Roaming charges ‘can cost more than holiday’

Sky News understands that Citizens Advice is urging the Government and providers to work on a voluntary agreement to stop high bills, which would include more warnings for customers and a voluntary price cap.

The charity said people travelling outside of the European Union face bills of thousands of pounds because of high charges and because they do not realise how quickly costs can rise or even that they are using roaming data.

Citizens Advice chief executive Gillian Guy said: “The market shouldn’t be a lottery where some customers can be unwittingly plunged into life-changing amounts of debt just because they used their phone.

“A voluntary price cap would help better protect customers and companies could do more by giving more warnings to customers if their bills start to rise.”

Within the EU the highest per megabyte roaming rate is capped at 17p, under changes brought in by the European Commission last year.

However, there is no such limit outside the EU, and researchers found the roaming rate per megabyte can be as high as £12.50.

Watching an episode of Eastenders could cost up to £1,360 in Turkey, compared to a maximum of £32 inside the EU, Citizens Advice discovered.

The charity has helped military personnel who were billed for thousands of pounds after leaving their data roaming on while deployed abroad and a holidaymaker who was hit with a bill of £1,500 after turning on data roaming to download an album while in Egypt.

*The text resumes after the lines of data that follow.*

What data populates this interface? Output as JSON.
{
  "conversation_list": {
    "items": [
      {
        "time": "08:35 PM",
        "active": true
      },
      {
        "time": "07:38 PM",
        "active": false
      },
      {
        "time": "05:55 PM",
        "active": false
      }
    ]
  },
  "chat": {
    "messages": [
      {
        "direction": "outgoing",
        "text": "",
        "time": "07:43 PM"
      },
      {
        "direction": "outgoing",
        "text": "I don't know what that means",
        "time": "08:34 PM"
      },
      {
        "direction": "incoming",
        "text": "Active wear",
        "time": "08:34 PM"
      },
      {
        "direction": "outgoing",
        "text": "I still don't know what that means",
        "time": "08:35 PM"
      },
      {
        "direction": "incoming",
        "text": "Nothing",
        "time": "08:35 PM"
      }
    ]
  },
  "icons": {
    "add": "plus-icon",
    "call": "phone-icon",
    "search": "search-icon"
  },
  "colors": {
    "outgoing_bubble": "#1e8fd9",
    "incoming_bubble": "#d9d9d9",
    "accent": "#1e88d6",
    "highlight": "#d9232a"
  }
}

The rate consumers pay depends on which provider they are with, where they travel and whether they have purchased a “bolt-on” which gives them a set amount of data to use abroad for a fixed cost.

At the moment, phone companies are required to send a warning message to customers who are outside the EU when a bill reaches €50 (around £35), asking them if they would like to continue.

But Citizens Advice argues that because there is no requirement to contact the customer again, they can rack up much higher bills without knowing.

Consumers can check their data roaming is off and contact their provider to find out their tariff, but the charity wants companies to do more.

Citizens Advice wants a voluntary agreement which would include standard warnings for customers about how much they were spending on data at regular intervals above the €50 level, and a maximum per megabyte cost.

It also wants to see measures introduced to ensure customers who are given unexpectedly high bills are treated fairly, that money is not recouped immediately and people are not pushed into debt.